• _Instructions to follow_: Copy out each line of the data holding "Nagad".

Web page and app entries:

□ □ □

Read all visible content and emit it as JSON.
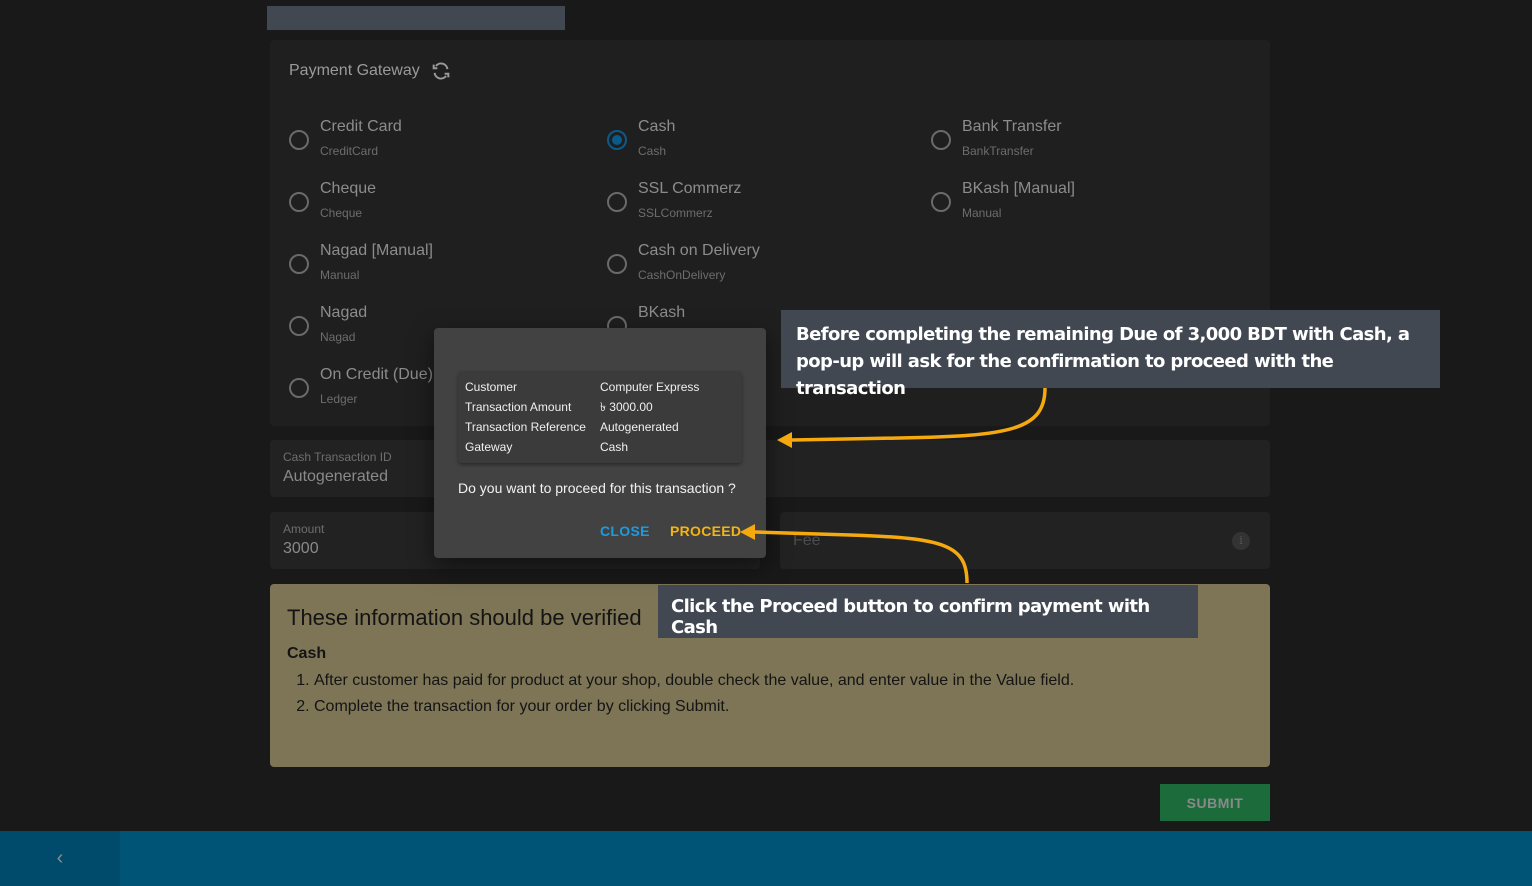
{
  "payment_gateway": {
    "title": "Payment Gateway",
    "refresh_icon": "refresh-icon",
    "options": [
      {
        "label": "Credit Card",
        "sub": "CreditCard",
        "selected": false
      },
      {
        "label": "Cash",
        "sub": "Cash",
        "selected": true
      },
      {
        "label": "Bank Transfer",
        "sub": "BankTransfer",
        "selected": false
      },
      {
        "label": "Cheque",
        "sub": "Cheque",
        "selected": false
      },
      {
        "label": "SSL Commerz",
        "sub": "SSLCommerz",
        "selected": false
      },
      {
        "label": "BKash [Manual]",
        "sub": "Manual",
        "selected": false
      },
      {
        "label": "Nagad [Manual]",
        "sub": "Manual",
        "selected": false
      },
      {
        "label": "Cash on Delivery",
        "sub": "CashOnDelivery",
        "selected": false
      },
      {
        "label": "Nagad",
        "sub": "Nagad",
        "selected": false
      },
      {
        "label": "BKash",
        "sub": "",
        "selected": false
      },
      {
        "label": "On Credit (Due)",
        "sub": "Ledger",
        "selected": false
      }
    ]
  },
  "fields": {
    "transaction_id": {
      "label": "Cash Transaction ID",
      "value": "Autogenerated"
    },
    "amount": {
      "label": "Amount",
      "value": "3000"
    },
    "fee": {
      "placeholder": "Fee"
    }
  },
  "verify": {
    "title": "These information should be verified",
    "subtitle": "Cash",
    "steps": [
      "After customer has paid for product at your shop, double check the value, and enter value in the Value field.",
      "Complete the transaction for your order by clicking Submit."
    ]
  },
  "submit_label": "SUBMIT",
  "footer": {
    "back_icon": "chevron-left-icon",
    "back_glyph": "‹"
  },
  "dialog": {
    "rows": [
      {
        "key": "Customer",
        "value": "Computer Express"
      },
      {
        "key": "Transaction Amount",
        "value": "৳ 3000.00"
      },
      {
        "key": "Transaction Reference",
        "value": "Autogenerated"
      },
      {
        "key": "Gateway",
        "value": "Cash"
      }
    ],
    "question": "Do you want to proceed for this transaction ?",
    "close_label": "CLOSE",
    "proceed_label": "PROCEED"
  },
  "callouts": [
    "Before completing the remaining Due of 3,000 BDT with Cash, a pop-up will ask for the confirmation to proceed with the transaction",
    "Click the Proceed button to confirm payment with Cash"
  ],
  "colors": {
    "accent": "#0a5b8a",
    "proceed": "#f5b412",
    "close": "#1e9be0",
    "arrow": "#f5a90f",
    "submit": "#1b6b3b",
    "footer": "#005475"
  }
}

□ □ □

• _Response for this exercise_:
        "label": "Nagad [Manual]",
        "label": "Nagad",
        "sub": "Nagad",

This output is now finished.